Just like with any good book foreword, we believe it is important for you to know who writes the content on this website…

Trying desperately to finish a job late one evening, I popped into a well-known DIY store for a length of timber. When I asked a young assistant where they kept the 4 x 2 he looked at me in bewilderment. I explained I was looking for timber which was 4 inches wide and 2 inches thick or loo mm x 50 mm. He told me where the timber was kept but said he had no idea if they had any that size.

It occurred to me that, if the store did not train its staff in the purpose or details of the products it stocked (and I knew exactly what I wanted, and what I wanted it for), then members of the general public must be wandering about in the store for hours and still not be sure, even after purchase, if they had the right tools and materials for the job they had planned. It certainly explained the many bemused faces scanning the backs of the cards the tools were stuck to.

I realised I could answer most of the questions the public had, and would be able to point them in the right direction for the tools they needed and the materials required.

That’s why this website was born; to offer completely free DIY help and advice to all ‘handypersons’ in the UK. Our aim is clear, if it isn’t on this site, just ask us and it soon will be. In the coming months and years we aim to cover all aspects of DIY. It’s a daunting, and sometimes thankless task, but if it means nobody ever has to be bewildered in a DIY store ever again, then we’ll have done our job!

DIY can be hugely rewarding and many exciting projects can be undertaken which, if done by a professional, would stretch your budget a little too far.

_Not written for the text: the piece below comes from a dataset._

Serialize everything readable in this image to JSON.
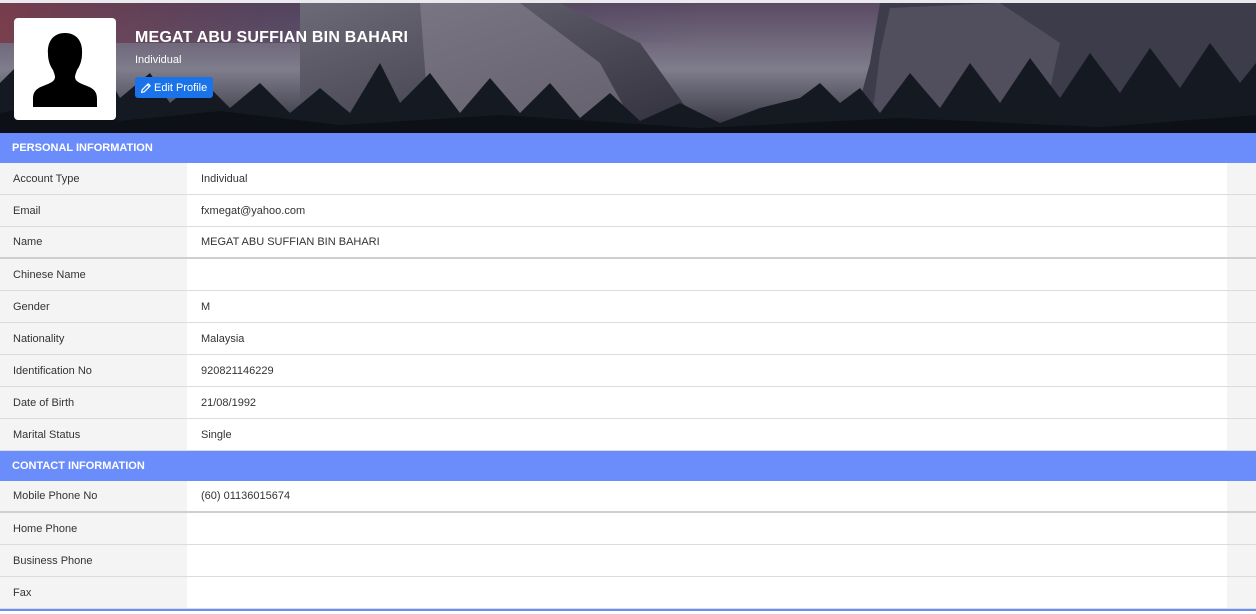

The best results, however, will always be obtained with a careful, organized approach to the jobs you plan to do. A little research, using books and the Internet, on the best tools to use for your project will pay dividends. Even something as simple as using a screwdriver that is too small for the screw can result in a slip and a scratch across an expensive surface.

Building materials can be expensive. Some time spent drawing up a detailed plan of the item you wish to produce will enable you to work out exactly what you need. This will reduce wastage and can save you another 30 per cent of the cost!

Timber is the most common material used in DIY and also one of the most expensive. It comes in standard lengths so, if you are making a timber frame, for example, for a wall cupboard or rabbit hutch, you will need to cut several different lengths from the timber you have bought. Spending a little time working out which parts of your frame to cut from which lengths could drastically reduce the amount of wood you might otherwise waste. It’s no good trying to cut a standard 5.1 m length of timber into lengths of 2.3 m, because you will waste 0.5 m of timber each time. It would be much better to order lengths of timber that are 4.6 m (another standard length). Similarly, consider whether you have the right size and type of drill bit for the holes you may need to drill. An entirely different type of drill bit is used for masonry from that used for timber and steel, and they cannot be interchanged.

Using the right tools and materials, together with a well-researched plan, can make DPI both great fun and very profitable. Getting it wrong by rushing in can cost a fortune and put you off for ever!